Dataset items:
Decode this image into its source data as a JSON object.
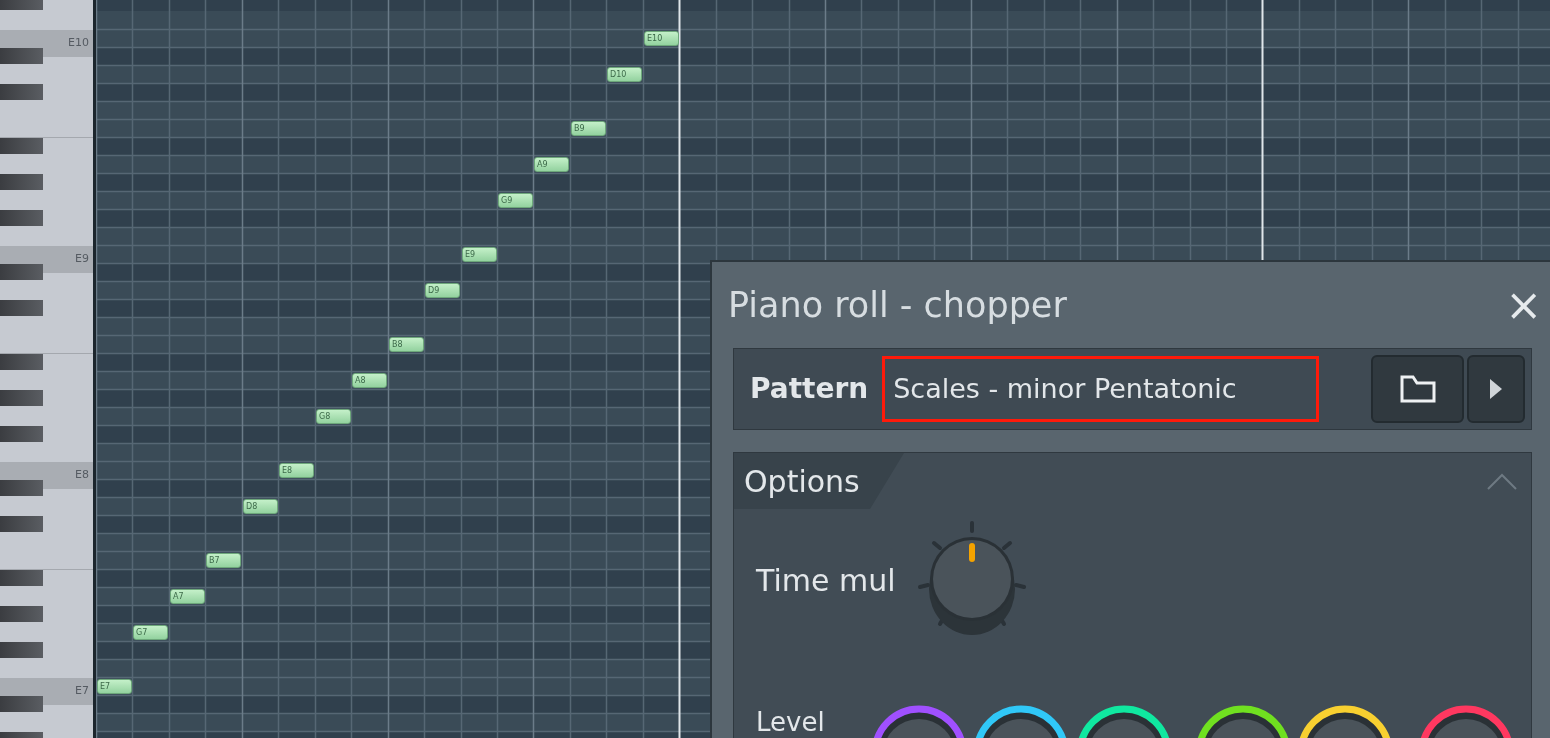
{
  "keyboard": {
    "labels": [
      "E10",
      "E9",
      "E8",
      "E7"
    ]
  },
  "notes": [
    {
      "label": "E7"
    },
    {
      "label": "G7"
    },
    {
      "label": "A7"
    },
    {
      "label": "B7"
    },
    {
      "label": "D8"
    },
    {
      "label": "E8"
    },
    {
      "label": "G8"
    },
    {
      "label": "A8"
    },
    {
      "label": "B8"
    },
    {
      "label": "D9"
    },
    {
      "label": "E9"
    },
    {
      "label": "G9"
    },
    {
      "label": "A9"
    },
    {
      "label": "B9"
    },
    {
      "label": "D10"
    },
    {
      "label": "E10"
    }
  ],
  "dialog": {
    "title": "Piano roll - chopper",
    "close": "×",
    "pattern": {
      "label": "Pattern",
      "value": "Scales - minor Pentatonic",
      "highlighted": true
    },
    "options": {
      "title": "Options",
      "expanded": true,
      "time_mul": {
        "label": "Time mul"
      },
      "level": {
        "label": "Level"
      },
      "level_knobs": [
        {
          "color": "#a050ff"
        },
        {
          "color": "#30c8f8"
        },
        {
          "color": "#10e8a0"
        },
        {
          "color": "#70e020"
        },
        {
          "color": "#f8d030"
        },
        {
          "color": "#ff3860"
        }
      ]
    }
  }
}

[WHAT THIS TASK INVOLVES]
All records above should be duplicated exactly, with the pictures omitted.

[EXPECTED ANSWER]
Decode this image into its source data as a JSON object.
{
  "keyboard": {
    "labels": [
      "E10",
      "E9",
      "E8",
      "E7"
    ]
  },
  "notes": [
    {
      "label": "E7"
    },
    {
      "label": "G7"
    },
    {
      "label": "A7"
    },
    {
      "label": "B7"
    },
    {
      "label": "D8"
    },
    {
      "label": "E8"
    },
    {
      "label": "G8"
    },
    {
      "label": "A8"
    },
    {
      "label": "B8"
    },
    {
      "label": "D9"
    },
    {
      "label": "E9"
    },
    {
      "label": "G9"
    },
    {
      "label": "A9"
    },
    {
      "label": "B9"
    },
    {
      "label": "D10"
    },
    {
      "label": "E10"
    }
  ],
  "dialog": {
    "title": "Piano roll - chopper",
    "close": "×",
    "pattern": {
      "label": "Pattern",
      "value": "Scales - minor Pentatonic",
      "highlighted": true
    },
    "options": {
      "title": "Options",
      "expanded": true,
      "time_mul": {
        "label": "Time mul"
      },
      "level": {
        "label": "Level"
      },
      "level_knobs": [
        {
          "color": "#a050ff"
        },
        {
          "color": "#30c8f8"
        },
        {
          "color": "#10e8a0"
        },
        {
          "color": "#70e020"
        },
        {
          "color": "#f8d030"
        },
        {
          "color": "#ff3860"
        }
      ]
    }
  }
}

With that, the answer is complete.